Candles do it all, don’t they? Whether you’re using them as décor, aromatherapy, ambient lighting, or as a form of self-care, the mood-boosting benefits of candles are endless. The large, multi-wick versions are getting their time in the limelight, but I think it’s time to sing the praises of their long-forgotten cousins, the tea lights.
Tea lights have traditionally been a popular choice for accent lighting, romantic dinners, and swanky parties. But, like breaking out the fine china, I believe they have more everyday appeal than most people give them credit for.
Because they emit a small amount of light, you can burn several simultaneously to create a soft, festive ambiance. They’re also a great way to test out scents, colors, and wax combinations without wasting too much time or money. And most importantly, they’re just fun. Something about them just elevates the everyday routine, and I think we could all use a little more of that in our lives.
Here’s how to make your own.
How to Make Tea Light Candles
If you’ve ever made candles before, making tea lights is similar, but not exactly the same. You need a little know-how and a couple of extra supplies to make them successfully.
When tea lights are lit, the candle wax usually melts within minutes. To keep them from making a mess (or worse, starting a fire), you’ll want to use tea light cups to keep things contained. Tea light cups can be metal or plastic, and they come in several sizes. But if you want to create traditional tea lights, I recommend using 1.5” cups.
You’ll also need wick adhesive stickers to prevent the wick from floating when the wax melts and the tea light cup gets hot.
The essential oils you use can be your choice. Set the mood by coordinating the dye color with your favorite scent, green with pine or eucalyptus, yellow for chamomile or lemon. The possible combinations are endless!
Finally, I recommend grabbing some candle dye to create festive colors. While you’re free to use things like crayons or food coloring to dye your candles, pigment-based colorants can clog your wick and prevent the candle from burning properly. It’s not always a problem with larger candles, but with tea lights, pigments can more quickly clog the wick and cause issues.
How to Clean Your Candle Making Supplies

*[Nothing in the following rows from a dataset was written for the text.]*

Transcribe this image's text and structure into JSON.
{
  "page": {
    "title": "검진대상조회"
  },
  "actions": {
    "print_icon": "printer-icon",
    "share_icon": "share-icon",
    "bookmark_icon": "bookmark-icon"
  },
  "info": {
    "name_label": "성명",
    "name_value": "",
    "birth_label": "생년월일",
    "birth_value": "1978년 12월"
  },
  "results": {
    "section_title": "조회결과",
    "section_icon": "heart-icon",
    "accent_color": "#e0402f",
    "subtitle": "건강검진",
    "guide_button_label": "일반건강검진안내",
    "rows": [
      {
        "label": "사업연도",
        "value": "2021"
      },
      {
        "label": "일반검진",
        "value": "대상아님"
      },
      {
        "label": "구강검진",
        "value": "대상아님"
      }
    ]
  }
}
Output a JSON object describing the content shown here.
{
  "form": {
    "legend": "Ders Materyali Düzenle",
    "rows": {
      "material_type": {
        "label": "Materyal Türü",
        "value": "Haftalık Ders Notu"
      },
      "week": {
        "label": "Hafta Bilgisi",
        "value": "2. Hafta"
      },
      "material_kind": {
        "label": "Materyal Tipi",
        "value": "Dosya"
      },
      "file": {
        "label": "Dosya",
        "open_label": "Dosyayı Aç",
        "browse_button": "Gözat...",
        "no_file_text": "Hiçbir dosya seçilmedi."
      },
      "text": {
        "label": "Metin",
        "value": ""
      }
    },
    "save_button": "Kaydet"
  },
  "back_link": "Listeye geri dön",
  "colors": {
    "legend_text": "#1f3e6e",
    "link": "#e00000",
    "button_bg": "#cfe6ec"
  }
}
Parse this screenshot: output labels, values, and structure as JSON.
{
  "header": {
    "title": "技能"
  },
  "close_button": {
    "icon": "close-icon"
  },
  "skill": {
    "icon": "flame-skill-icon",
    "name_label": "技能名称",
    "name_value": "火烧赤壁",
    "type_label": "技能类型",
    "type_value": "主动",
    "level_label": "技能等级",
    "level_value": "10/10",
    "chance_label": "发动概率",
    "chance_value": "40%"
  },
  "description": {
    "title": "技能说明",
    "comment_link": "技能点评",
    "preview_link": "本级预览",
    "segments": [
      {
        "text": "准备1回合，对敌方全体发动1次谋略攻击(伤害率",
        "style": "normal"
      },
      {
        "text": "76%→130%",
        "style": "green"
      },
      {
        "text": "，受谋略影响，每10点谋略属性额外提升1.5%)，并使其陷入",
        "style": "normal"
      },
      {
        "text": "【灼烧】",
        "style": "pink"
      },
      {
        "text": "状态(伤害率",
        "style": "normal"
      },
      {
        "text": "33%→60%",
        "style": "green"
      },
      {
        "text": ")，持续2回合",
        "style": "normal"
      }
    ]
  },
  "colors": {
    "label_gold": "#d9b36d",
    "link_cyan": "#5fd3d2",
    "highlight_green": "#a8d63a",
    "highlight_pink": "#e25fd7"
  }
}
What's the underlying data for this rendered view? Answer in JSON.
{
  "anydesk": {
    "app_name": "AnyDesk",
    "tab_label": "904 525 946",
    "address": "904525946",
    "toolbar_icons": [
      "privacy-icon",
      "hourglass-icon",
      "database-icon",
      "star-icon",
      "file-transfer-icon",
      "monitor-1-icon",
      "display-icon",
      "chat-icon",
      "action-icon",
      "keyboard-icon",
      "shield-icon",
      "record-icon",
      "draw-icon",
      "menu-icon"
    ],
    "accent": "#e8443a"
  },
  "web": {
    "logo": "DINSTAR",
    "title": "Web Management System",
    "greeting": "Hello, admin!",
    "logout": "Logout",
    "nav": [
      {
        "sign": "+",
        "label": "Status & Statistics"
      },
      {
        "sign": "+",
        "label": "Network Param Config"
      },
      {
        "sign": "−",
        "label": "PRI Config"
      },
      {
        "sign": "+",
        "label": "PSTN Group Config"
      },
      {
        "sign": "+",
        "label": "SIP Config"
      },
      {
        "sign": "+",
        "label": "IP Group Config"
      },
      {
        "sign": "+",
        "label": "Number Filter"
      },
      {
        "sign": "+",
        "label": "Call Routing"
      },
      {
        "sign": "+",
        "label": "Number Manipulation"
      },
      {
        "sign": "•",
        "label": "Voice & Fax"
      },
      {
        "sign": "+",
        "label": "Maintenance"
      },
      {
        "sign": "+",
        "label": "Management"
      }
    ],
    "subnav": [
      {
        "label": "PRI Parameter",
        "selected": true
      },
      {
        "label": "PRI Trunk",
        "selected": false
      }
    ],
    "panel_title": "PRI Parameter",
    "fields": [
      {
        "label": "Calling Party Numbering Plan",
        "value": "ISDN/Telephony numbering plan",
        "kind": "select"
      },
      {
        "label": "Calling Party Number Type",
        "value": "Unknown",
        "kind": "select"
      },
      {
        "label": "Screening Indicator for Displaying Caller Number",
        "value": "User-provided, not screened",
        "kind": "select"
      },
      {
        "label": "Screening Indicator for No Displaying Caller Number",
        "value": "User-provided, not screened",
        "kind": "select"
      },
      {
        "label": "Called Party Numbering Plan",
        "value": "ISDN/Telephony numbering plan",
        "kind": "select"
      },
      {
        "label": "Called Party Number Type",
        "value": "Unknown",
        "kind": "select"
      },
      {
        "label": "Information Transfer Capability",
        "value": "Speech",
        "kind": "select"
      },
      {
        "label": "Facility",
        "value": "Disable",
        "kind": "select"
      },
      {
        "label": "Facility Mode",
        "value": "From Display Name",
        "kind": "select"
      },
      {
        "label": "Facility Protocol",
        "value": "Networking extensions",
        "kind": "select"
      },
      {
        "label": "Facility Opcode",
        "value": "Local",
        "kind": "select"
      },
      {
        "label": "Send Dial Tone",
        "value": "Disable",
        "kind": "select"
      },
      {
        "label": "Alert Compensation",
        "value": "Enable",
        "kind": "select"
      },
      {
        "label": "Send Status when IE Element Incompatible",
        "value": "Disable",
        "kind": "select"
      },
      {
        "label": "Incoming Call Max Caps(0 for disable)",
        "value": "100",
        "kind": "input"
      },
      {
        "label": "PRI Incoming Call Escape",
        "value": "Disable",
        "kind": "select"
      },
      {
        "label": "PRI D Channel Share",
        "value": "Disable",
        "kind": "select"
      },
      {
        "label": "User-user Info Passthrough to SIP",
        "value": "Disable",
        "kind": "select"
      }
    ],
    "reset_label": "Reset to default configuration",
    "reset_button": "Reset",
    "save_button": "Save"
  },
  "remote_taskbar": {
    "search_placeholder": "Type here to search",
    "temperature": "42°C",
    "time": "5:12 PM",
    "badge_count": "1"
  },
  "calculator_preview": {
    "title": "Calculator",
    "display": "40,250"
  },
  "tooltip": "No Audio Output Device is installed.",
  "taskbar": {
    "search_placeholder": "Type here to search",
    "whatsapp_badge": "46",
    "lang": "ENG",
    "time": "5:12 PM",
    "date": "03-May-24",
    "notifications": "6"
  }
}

For everything else, place your utensils in a saucepan with water and bring to a simmer. Once the wax has melted and dispersed throughout the water, pour it outside or down the drain (make sure to have hot tap water running). Then wash your supplies as normal in hot, soapy water.
How to Use Tea Light Candles
Tea lights can burn for between 4 and 6 hours, depending on how large their cups are.
To use, place several candles on a non-flammable, heat-proof surface or place them in tea light holders and light. Keep them away from flammable materials such as tablecloths, lamps, or curtains and, of course, out of the reach of children and pets.
To extinguish tea lights, make sure to use a candle snuffer as blowing them out can cause the wax to splatter.
DIY Tea Light FAQs
Can I reuse the tea light cups once the wax melts?
Yes, you’re free to reuse tea light cups! If they’re metal, you can clean them by placing them in hot water and melting the wax. Wash them with hot soapy water to remove any lingering wax. Then replace the wick and fill with fresh wax.
Can I use another wax besides soy wax?
If you don’t want to use soy wax, paraffin wax may be your best bet because it has a low melting point—so does soy wax. But the melting point of hard wax, like beeswax, is too high to make good tea lights.
Will the wick float if it isn’t glued down?
If not glued down, the wick may come unattached from the bottom of the cup and move around as the candle melts. For obvious reasons, this isn’t a good thing! So I recommend always using a wick adhesive when you’re making tea light candles.
DIY Tea Light Candles
- 12 tea light cups
- 12 Cotton candle wicks
- Wick adhesive stickers
- Wax pitcher
- Small saucepan
- Kitchen thermometer
- Place the soy wax flakes in a wax melting pitcher.
- If using solid candle wax dye, cut off a small amount of dye and place it in the pitcher with the soy wax. Place the pitcher into a small saucepan with 1–2” of water and heat over medium heat until melted.Note: if using liquid candle wax, add the dye after the wax has melted.
- While the wax melts, secure your wicks. Place a double-sided wick adhesive sticker on the bottom of a wick. Then, press the wick into the bottom of the cup. Use sharp scissors to trim the wick so that it’s 1” above the edge of the cup.
- Remove the melted wax from the burner and let sit for several minutes. Wait until the wax reaches 120°F (use a kitchen thermometer to be certain) and then add your essential oil. Use a popsicle stick to stir the wax and evenly distribute the oil.
- Let the wax sit for several more minutes before pouring it into the tea light cups. (If the wax is too hot, it can soften the wick and cause it to sag. It may also form air pockets or bubbles, which can turn into sinkholes as the candles cool.)
- Let cool over night to allow the wax to cure and the fragrance to develop. Once the candles have cooled, trim the wicks to roughly 2/16″ before lighting them.